→ **Recorded information**
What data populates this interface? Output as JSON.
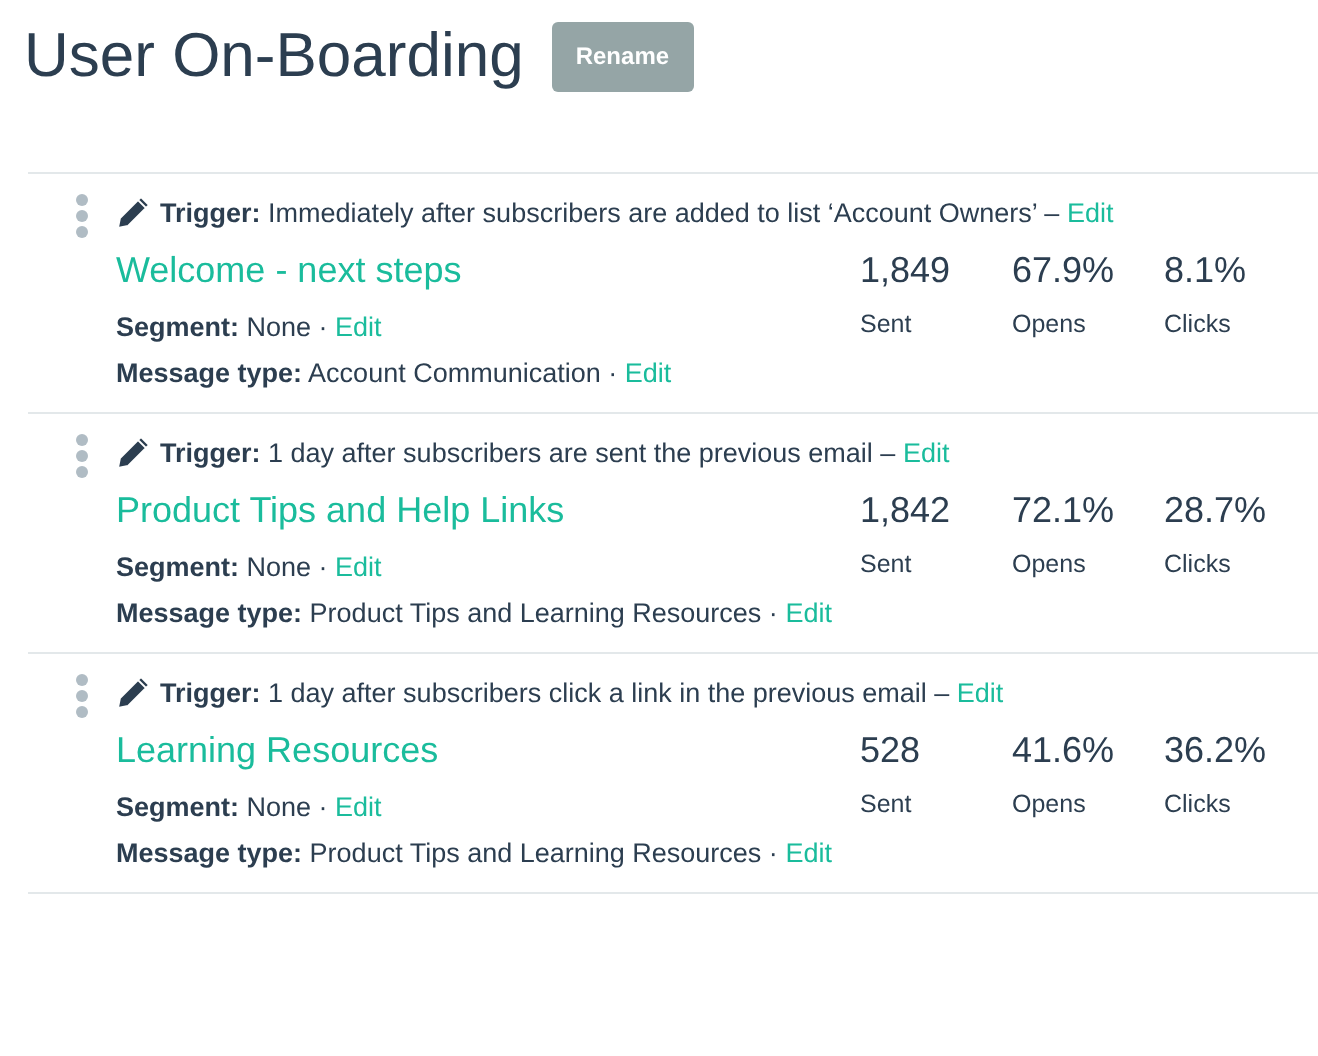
{
  "header": {
    "title": "User On-Boarding",
    "button": "Rename"
  },
  "emails": [
    {
      "trigger": {
        "text": "**Trigger:** Immediately after subscribers are added to list ‘Account Owners’ –",
        "edit": "Edit"
      },
      "title": "Welcome - next steps",
      "segment": {
        "text": "**Segment:** None ·",
        "edit": "Edit"
      },
      "message_type": {
        "text": "**Message type:** Account Communication ·",
        "edit": "Edit"
      },
      "stats": [
        {
          "value": "1,849",
          "label": "Sent"
        },
        {
          "value": "67.9%",
          "label": "Opens"
        },
        {
          "value": "8.1%",
          "label": "Clicks"
        }
      ]
    },
    {
      "trigger": {
        "text": "**Trigger:** 1 day after subscribers are sent the previous email –",
        "edit": "Edit"
      },
      "title": "Product Tips and Help Links",
      "segment": {
        "text": "**Segment:** None ·",
        "edit": "Edit"
      },
      "message_type": {
        "text": "**Message type:** Product Tips and Learning Resources ·",
        "edit": "Edit"
      },
      "stats": [
        {
          "value": "1,842",
          "label": "Sent"
        },
        {
          "value": "72.1%",
          "label": "Opens"
        },
        {
          "value": "28.7%",
          "label": "Clicks"
        }
      ]
    },
    {
      "trigger": {
        "text": "**Trigger:** 1 day after subscribers click a link in the previous email –",
        "edit": "Edit"
      },
      "title": "Learning Resources",
      "segment": {
        "text": "**Segment:** None ·",
        "edit": "Edit"
      },
      "message_type": {
        "text": "**Message type:** Product Tips and Learning Resources ·",
        "edit": "Edit"
      },
      "stats": [
        {
          "value": "528",
          "label": "Sent"
        },
        {
          "value": "41.6%",
          "label": "Opens"
        },
        {
          "value": "36.2%",
          "label": "Clicks"
        }
      ]
    }
  ]
}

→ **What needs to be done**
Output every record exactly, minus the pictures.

→ **Solution**
What data populates this interface? Output as JSON.
{
  "header": {
    "title": "User On-Boarding",
    "button": "Rename"
  },
  "emails": [
    {
      "trigger": {
        "text": "**Trigger:** Immediately after subscribers are added to list ‘Account Owners’ –",
        "edit": "Edit"
      },
      "title": "Welcome - next steps",
      "segment": {
        "text": "**Segment:** None ·",
        "edit": "Edit"
      },
      "message_type": {
        "text": "**Message type:** Account Communication ·",
        "edit": "Edit"
      },
      "stats": [
        {
          "value": "1,849",
          "label": "Sent"
        },
        {
          "value": "67.9%",
          "label": "Opens"
        },
        {
          "value": "8.1%",
          "label": "Clicks"
        }
      ]
    },
    {
      "trigger": {
        "text": "**Trigger:** 1 day after subscribers are sent the previous email –",
        "edit": "Edit"
      },
      "title": "Product Tips and Help Links",
      "segment": {
        "text": "**Segment:** None ·",
        "edit": "Edit"
      },
      "message_type": {
        "text": "**Message type:** Product Tips and Learning Resources ·",
        "edit": "Edit"
      },
      "stats": [
        {
          "value": "1,842",
          "label": "Sent"
        },
        {
          "value": "72.1%",
          "label": "Opens"
        },
        {
          "value": "28.7%",
          "label": "Clicks"
        }
      ]
    },
    {
      "trigger": {
        "text": "**Trigger:** 1 day after subscribers click a link in the previous email –",
        "edit": "Edit"
      },
      "title": "Learning Resources",
      "segment": {
        "text": "**Segment:** None ·",
        "edit": "Edit"
      },
      "message_type": {
        "text": "**Message type:** Product Tips and Learning Resources ·",
        "edit": "Edit"
      },
      "stats": [
        {
          "value": "528",
          "label": "Sent"
        },
        {
          "value": "41.6%",
          "label": "Opens"
        },
        {
          "value": "36.2%",
          "label": "Clicks"
        }
      ]
    }
  ]
}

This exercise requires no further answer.